As we have seen, Pedro Cateriano lasted only 19 days as prime minister and the new ministerial line-up includes a new minister of energy and mines, an appointment designed to allay congressional opposition.

The work plan that Cateriano presented to Congress on 3 August expressed an unvarnished version of the ‘Perú país minero’ vision so close to the hearts of mining authorities and private companies in the sector.

Cateriano’s opening statement when he started talking about mining was that “Peru has been a mining country ever since pre-Hispanic times. We have a millennial activity that is part of our culture”. He went on claiming that “Mining is undoubtedly the backbone of Peru’s economy. This unfortunately [is something] that some people don’t understand”.

What followed was a long list of measures designed to promote investment in hydrocarbons and mining, at the expense of tax income, of environmental protection and of indigenous rights. It was a sort of ‘mining charter’. The list included:

  • expediting the use of canon money to pay for public health projects;
  • authorising the Ministry of Energy and Mines to fund technical blueprints for projects for regional and municipal investments in the so-called ‘mining corridor’ that includes parts of Apurímac, Cuzco and Arequipa;
  • revising the regulations governing mining procedures and exploration so as to speed up decisions regarding the environment;
  • the shortening “by at least six months” of the time taken for consultations with indigenous peoples (see PSG article);
  • the speeding up of authorisations involving the National Water Authority (ANA);
  • a review of royalty regulations to the benefit of oil companies impacted by the current crisis;
  • changes to the regulations regarding the protection of the environment for oil and gas projects;
  • changes to the Hydrocarbons Law; and
  • a review of the regulations related to the national and regional Natural Protected Areas management plans.

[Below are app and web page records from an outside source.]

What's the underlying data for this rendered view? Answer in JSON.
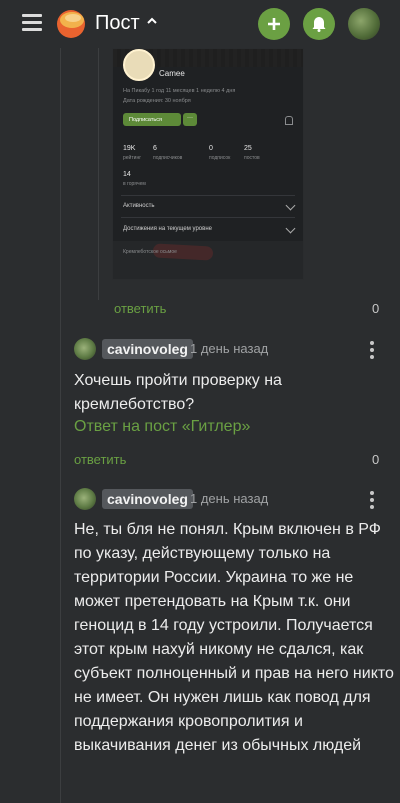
{
  "topbar": {
    "title": "Пост"
  },
  "embed": {
    "name": "Camee",
    "meta1": "На Пикабу 1 год 11 месяцев 1 неделю 4 дня",
    "meta2": "Дата рождения: 30 ноября",
    "subscribe": "Подписаться",
    "dots": "···",
    "stats": [
      {
        "value": "19K",
        "label": "рейтинг"
      },
      {
        "value": "6",
        "label": "подписчиков"
      },
      {
        "value": "0",
        "label": "подписок"
      },
      {
        "value": "25",
        "label": "постов"
      }
    ],
    "hot": {
      "value": "14",
      "label": "в горячем"
    },
    "rows": [
      "Активность",
      "Достижения на текущем уровне"
    ],
    "footer": "Кремлеботское осьмое"
  },
  "comments": [
    {
      "reply_label": "ответить",
      "count": "0"
    },
    {
      "nick": "cavinovoleg",
      "time": "1 день назад",
      "text": "Хочешь пройти проверку на кремлеботство?",
      "answer_link": "Ответ на пост «Гитлер»",
      "reply_label": "ответить",
      "count": "0"
    },
    {
      "nick": "cavinovoleg",
      "time": "1 день назад",
      "text": "Не, ты бля не понял. Крым включен в РФ по указу, действующему только на территории России. Украина то же не может претендовать на Крым т.к. они геноцид в 14 году устроили. Получается этот крым нахуй никому не сдался, как субъект полноценный и прав на него никто не имеет. Он нужен лишь как повод для поддержания кровопролития и выкачивания денег из обычных людей"
    }
  ],
  "colors": {
    "accent": "#6aa043",
    "background": "#2b2d2f"
  },
  "icons": [
    "menu-icon",
    "logo-icon",
    "chevron-up-icon",
    "plus-icon",
    "bell-icon",
    "avatar",
    "kebab-icon"
  ]
}
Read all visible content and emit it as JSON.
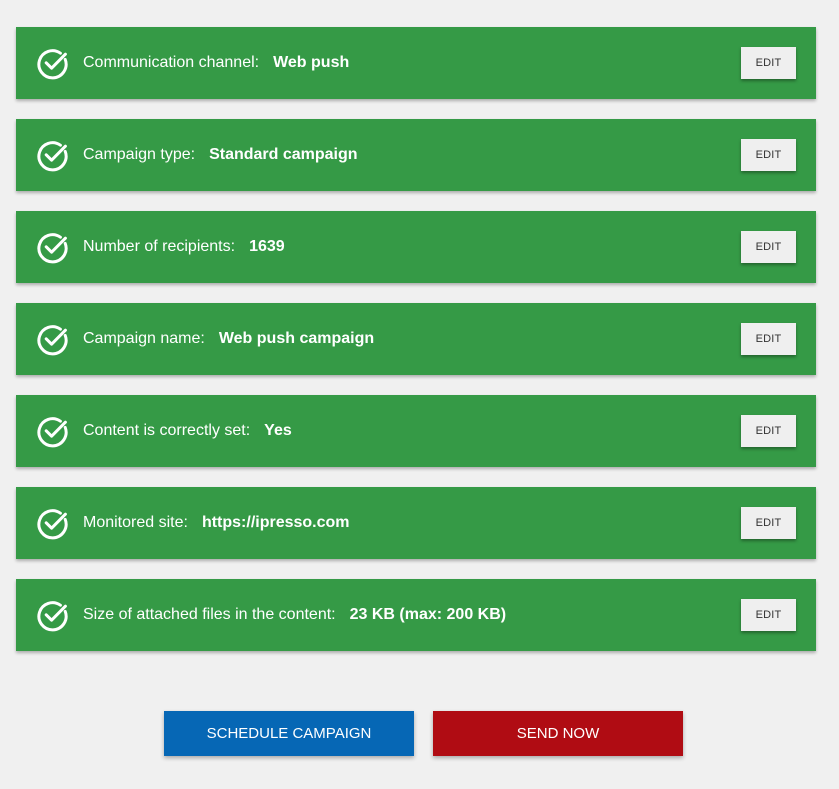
{
  "colors": {
    "row_background": "#359a46",
    "schedule_button": "#0667b5",
    "send_button": "#b00c13",
    "page_background": "#f0f0f0"
  },
  "summary": {
    "rows": [
      {
        "label": "Communication channel:",
        "value": "Web push",
        "edit_label": "EDIT",
        "icon": "check-circle-icon"
      },
      {
        "label": "Campaign type:",
        "value": "Standard campaign",
        "edit_label": "EDIT",
        "icon": "check-circle-icon"
      },
      {
        "label": "Number of recipients:",
        "value": "1639",
        "edit_label": "EDIT",
        "icon": "check-circle-icon"
      },
      {
        "label": "Campaign name:",
        "value": "Web push campaign",
        "edit_label": "EDIT",
        "icon": "check-circle-icon"
      },
      {
        "label": "Content is correctly set:",
        "value": "Yes",
        "edit_label": "EDIT",
        "icon": "check-circle-icon"
      },
      {
        "label": "Monitored site:",
        "value": "https://ipresso.com",
        "edit_label": "EDIT",
        "icon": "check-circle-icon"
      },
      {
        "label": "Size of attached files in the content:",
        "value": "23 KB (max: 200 KB)",
        "edit_label": "EDIT",
        "icon": "check-circle-icon"
      }
    ]
  },
  "actions": {
    "schedule_label": "SCHEDULE CAMPAIGN",
    "send_label": "SEND NOW"
  }
}
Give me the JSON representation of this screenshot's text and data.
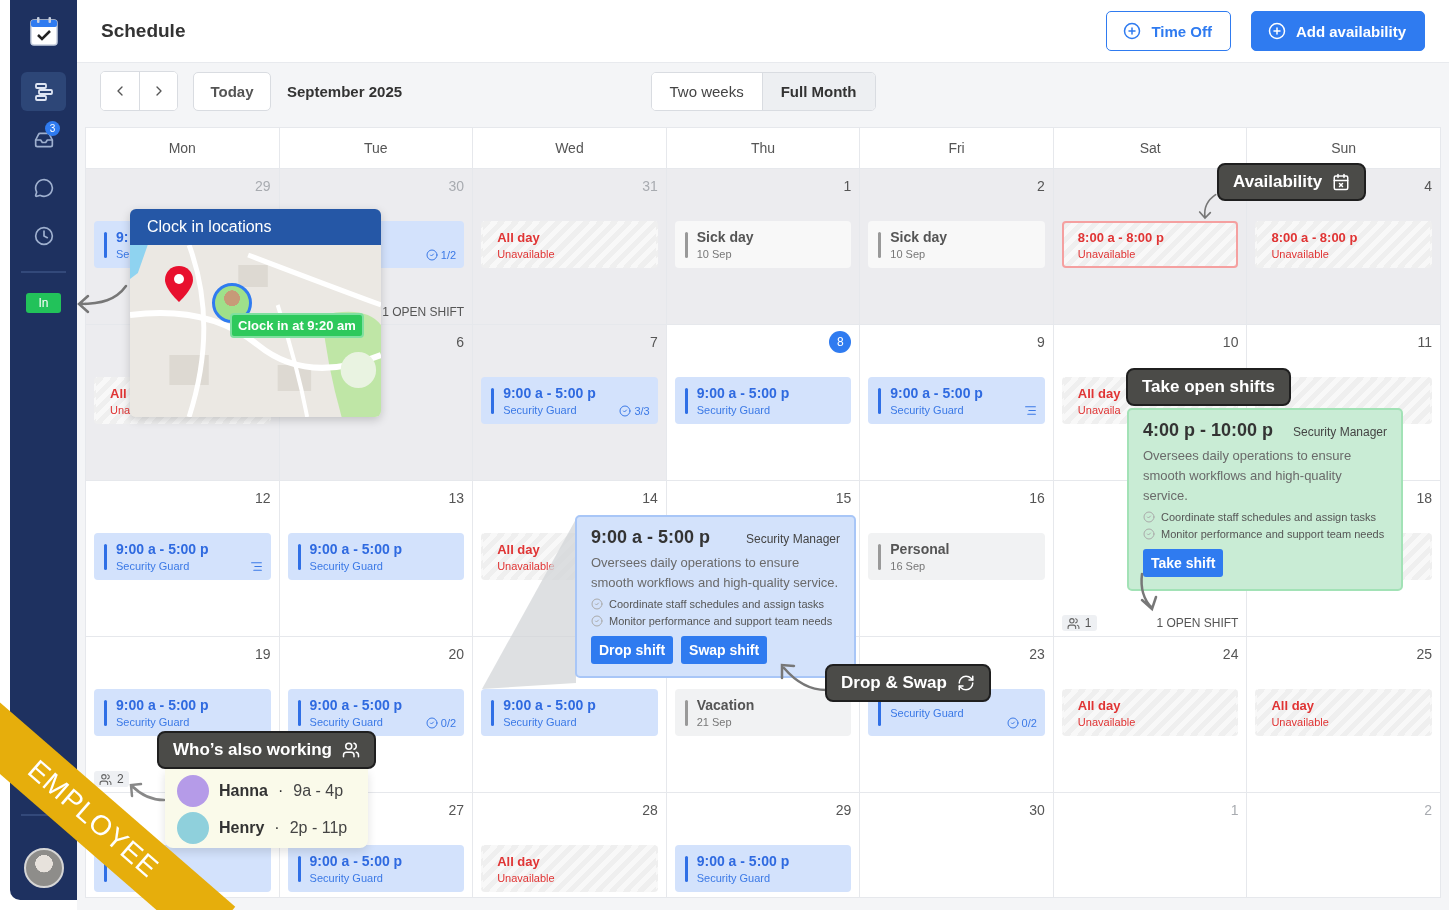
{
  "sidebar": {
    "items": [
      {
        "kind": "schedule",
        "selected": true
      },
      {
        "kind": "inbox",
        "selected": false,
        "badge": "3"
      },
      {
        "kind": "chat",
        "selected": false
      },
      {
        "kind": "clock",
        "selected": false
      }
    ],
    "clock_button": "In"
  },
  "header": {
    "title": "Schedule",
    "buttons": [
      {
        "label": "Time Off",
        "kind": "outline"
      },
      {
        "label": "Add availability",
        "kind": "primary"
      }
    ]
  },
  "toolbar": {
    "today": "Today",
    "period": "September 2025",
    "views": [
      {
        "label": "Two weeks",
        "selected": false
      },
      {
        "label": "Full Month",
        "selected": true
      }
    ]
  },
  "weekdays": [
    "Mon",
    "Tue",
    "Wed",
    "Thu",
    "Fri",
    "Sat",
    "Sun"
  ],
  "weeks": [
    {
      "days": [
        {
          "day": "29",
          "muted": true,
          "today": false,
          "past": true,
          "events": [
            {
              "kind": "shift",
              "time": "9:",
              "role": "Se"
            }
          ]
        },
        {
          "day": "30",
          "muted": true,
          "today": false,
          "past": true,
          "events": [
            {
              "kind": "shift",
              "badge": "1/2",
              "notes": false
            }
          ],
          "open_shift": "1 OPEN SHIFT"
        },
        {
          "day": "31",
          "muted": true,
          "today": false,
          "past": true,
          "events": [
            {
              "kind": "unavailable",
              "time": "All day",
              "note": "Unavailable",
              "highlighted": false
            }
          ]
        },
        {
          "day": "1",
          "muted": false,
          "today": false,
          "past": true,
          "events": [
            {
              "kind": "timeoff",
              "title": "Sick day",
              "date": "10 Sep"
            }
          ]
        },
        {
          "day": "2",
          "muted": false,
          "today": false,
          "past": true,
          "events": [
            {
              "kind": "timeoff",
              "title": "Sick day",
              "date": "10 Sep"
            }
          ]
        },
        {
          "past": true,
          "events": [
            {
              "kind": "unavailable",
              "time": "8:00 a - 8:00 p",
              "note": "Unavailable",
              "highlighted": true
            }
          ]
        },
        {
          "day": "4",
          "muted": false,
          "today": false,
          "past": true,
          "events": [
            {
              "kind": "unavailable",
              "time": "8:00 a - 8:00 p",
              "note": "Unavailable",
              "highlighted": false
            }
          ]
        }
      ]
    },
    {
      "days": [
        {
          "past": true,
          "events": [
            {
              "kind": "unavailable",
              "time": "All",
              "note": "Una",
              "highlighted": false
            }
          ]
        },
        {
          "day": "6",
          "muted": false,
          "today": false,
          "past": true
        },
        {
          "day": "7",
          "muted": false,
          "today": false,
          "past": true,
          "events": [
            {
              "kind": "shift",
              "time": "9:00 a - 5:00 p",
              "role": "Security Guard",
              "badge": "3/3",
              "notes": false
            }
          ]
        },
        {
          "day": "8",
          "muted": false,
          "today": true,
          "past": false,
          "events": [
            {
              "kind": "shift",
              "time": "9:00 a - 5:00 p",
              "role": "Security Guard",
              "notes": false
            }
          ]
        },
        {
          "day": "9",
          "muted": false,
          "today": false,
          "past": false,
          "events": [
            {
              "kind": "shift",
              "time": "9:00 a - 5:00 p",
              "role": "Security Guard",
              "notes": true
            }
          ]
        },
        {
          "day": "10",
          "muted": false,
          "today": false,
          "past": false,
          "events": [
            {
              "kind": "unavailable",
              "time": "All day",
              "note": "Unavaila",
              "highlighted": false
            }
          ]
        },
        {
          "day": "11",
          "muted": false,
          "today": false,
          "past": false,
          "events": [
            {
              "kind": "unavailable",
              "highlighted": false
            }
          ]
        }
      ]
    },
    {
      "days": [
        {
          "day": "12",
          "muted": false,
          "today": false,
          "past": false,
          "events": [
            {
              "kind": "shift",
              "time": "9:00 a - 5:00 p",
              "role": "Security Guard",
              "notes": true
            }
          ]
        },
        {
          "day": "13",
          "muted": false,
          "today": false,
          "past": false,
          "events": [
            {
              "kind": "shift",
              "time": "9:00 a - 5:00 p",
              "role": "Security Guard",
              "notes": false
            }
          ]
        },
        {
          "day": "14",
          "muted": false,
          "today": false,
          "past": false,
          "events": [
            {
              "kind": "unavailable",
              "time": "All day",
              "note": "Unavailable",
              "highlighted": false
            }
          ]
        },
        {
          "day": "15",
          "muted": false,
          "today": false,
          "past": false
        },
        {
          "day": "16",
          "muted": false,
          "today": false,
          "past": false,
          "events": [
            {
              "kind": "timeoff",
              "title": "Personal",
              "date": "16 Sep"
            }
          ]
        },
        {
          "past": false,
          "people": "1",
          "open_shift": "1 OPEN SHIFT"
        },
        {
          "day": "18",
          "muted": false,
          "today": false,
          "past": false,
          "events": [
            {
              "kind": "unavailable",
              "highlighted": false
            }
          ]
        }
      ]
    },
    {
      "days": [
        {
          "day": "19",
          "muted": false,
          "today": false,
          "past": false,
          "events": [
            {
              "kind": "shift",
              "time": "9:00 a - 5:00 p",
              "role": "Security Guard",
              "notes": false
            }
          ],
          "people": "2"
        },
        {
          "day": "20",
          "muted": false,
          "today": false,
          "past": false,
          "events": [
            {
              "kind": "shift",
              "time": "9:00 a - 5:00 p",
              "role": "Security Guard",
              "badge": "0/2",
              "notes": false
            }
          ]
        },
        {
          "past": false,
          "events": [
            {
              "kind": "shift",
              "time": "9:00 a - 5:00 p",
              "role": "Security Guard",
              "notes": false
            }
          ]
        },
        {
          "past": false,
          "events": [
            {
              "kind": "timeoff",
              "title": "Vacation",
              "date": "21 Sep"
            }
          ]
        },
        {
          "day": "23",
          "muted": false,
          "today": false,
          "past": false,
          "events": [
            {
              "kind": "shift",
              "role": "Security Guard",
              "badge": "0/2",
              "notes": false
            }
          ]
        },
        {
          "day": "24",
          "muted": false,
          "today": false,
          "past": false,
          "events": [
            {
              "kind": "unavailable",
              "time": "All day",
              "note": "Unavailable",
              "highlighted": false
            }
          ]
        },
        {
          "day": "25",
          "muted": false,
          "today": false,
          "past": false,
          "events": [
            {
              "kind": "unavailable",
              "time": "All day",
              "note": "Unavailable",
              "highlighted": false
            }
          ]
        }
      ]
    },
    {
      "days": [
        {
          "past": false,
          "events": [
            {
              "kind": "shift",
              "notes": false
            }
          ]
        },
        {
          "day": "27",
          "muted": false,
          "today": false,
          "past": false,
          "events": [
            {
              "kind": "shift",
              "time": "9:00 a - 5:00 p",
              "role": "Security Guard",
              "notes": false
            }
          ]
        },
        {
          "day": "28",
          "muted": false,
          "today": false,
          "past": false,
          "events": [
            {
              "kind": "unavailable",
              "time": "All day",
              "note": "Unavailable",
              "highlighted": false
            }
          ]
        },
        {
          "day": "29",
          "muted": false,
          "today": false,
          "past": false,
          "events": [
            {
              "kind": "shift",
              "time": "9:00 a - 5:00 p",
              "role": "Security Guard",
              "notes": false
            }
          ]
        },
        {
          "day": "30",
          "muted": false,
          "today": false,
          "past": false
        },
        {
          "day": "1",
          "muted": true,
          "today": false,
          "past": false
        },
        {
          "day": "2",
          "muted": true,
          "today": false,
          "past": false
        }
      ]
    }
  ],
  "clock_in_card": {
    "title": "Clock in locations",
    "status": "Clock in at 9:20 am"
  },
  "availability_tag": "Availability",
  "open_shift_tag": "Take open shifts",
  "open_shift_card": {
    "time": "4:00 p - 10:00 p",
    "role": "Security Manager",
    "description": "Oversees daily operations to ensure smooth workflows and high-quality service.",
    "tasks": [
      "Coordinate staff schedules and assign tasks",
      "Monitor performance and support team needs"
    ],
    "buttons": [
      "Take shift"
    ]
  },
  "shift_popup": {
    "time": "9:00 a - 5:00 p",
    "role": "Security Manager",
    "description": "Oversees daily operations to ensure smooth workflows and high-quality service.",
    "tasks": [
      "Coordinate staff schedules and assign tasks",
      "Monitor performance and support team needs"
    ],
    "buttons": [
      "Drop shift",
      "Swap shift"
    ]
  },
  "swap_tag": "Drop & Swap",
  "coworkers_tag": "Who’s also working",
  "coworkers": [
    {
      "name": "Hanna",
      "separator": "·",
      "hours": "9a - 4p",
      "color": "#b59be8"
    },
    {
      "name": "Henry",
      "separator": "·",
      "hours": "2p - 11p",
      "color": "#8fd0dc"
    }
  ],
  "ribbon": "EMPLOYEE"
}
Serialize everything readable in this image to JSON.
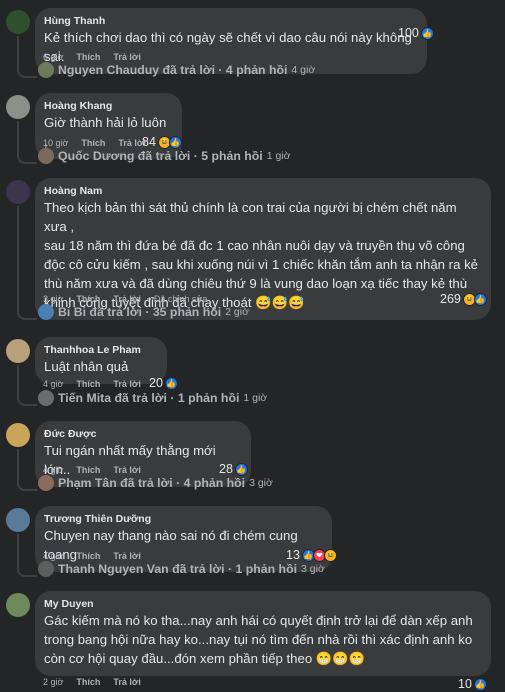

None of these measures would increase the government’s take of the wealth generated by extractive activities, or improve the ecosystems where hydrocarbons and mineral reserves are located, or to strengthen the capacity of indigenous peoples to exercise their rights. On the contrary, they would lower standards and speed up procedures to encourage investment. It was a repeat of the sort of “race to the bottom” policies implemented during and after 2014 when it became clear that the commodity super-cycle was over.

The question that now arises is what the new prime minister, his cabinet and the new minister of energy and mines will do about these policies. Miguel Incháustegui, the new minister, who was vice-minister of mines in 2018, has long experience of the private sector. He has been director of Turmalina Metals Corp and Cañariaco Copper Peru and has worked at Gold Fields and Lumina Copper.

As vice-minister, Incháustegui promoted and led the drafting of the 2030 Peru Mining Vision. This document resulted from a multi-stakeholder dialogue involving the business sector, public officials from a variety of ministries, and civil society organisations. The 2030 Vision sought to bring together in a more balanced way concerns about competitiveness, social inclusion, environmental sustainability and good governance, a far cry from Cateriano’s lopsided approach.

The new prime minister will have to spell out his agenda in Congress this coming Tuesday in order to receive a vote of confidence in the new cabinet. Will he and Incháustegui stick to Cateriano’s pro-extractive discourse, or will they veer in the direction of the 2030 Mining Vision?

But the dynamics of social conflict do not wait for visions to be spelled out. They demand immediate action. As we see in this article, Incháustegui immediately found himself leading a high-level commission to deal with the conflict du jour, the long-running battle between communities and mining company (in this case Glencore) in Espinar, Cuzco. As readers will see, this represents a good start. Let’s see where it leads.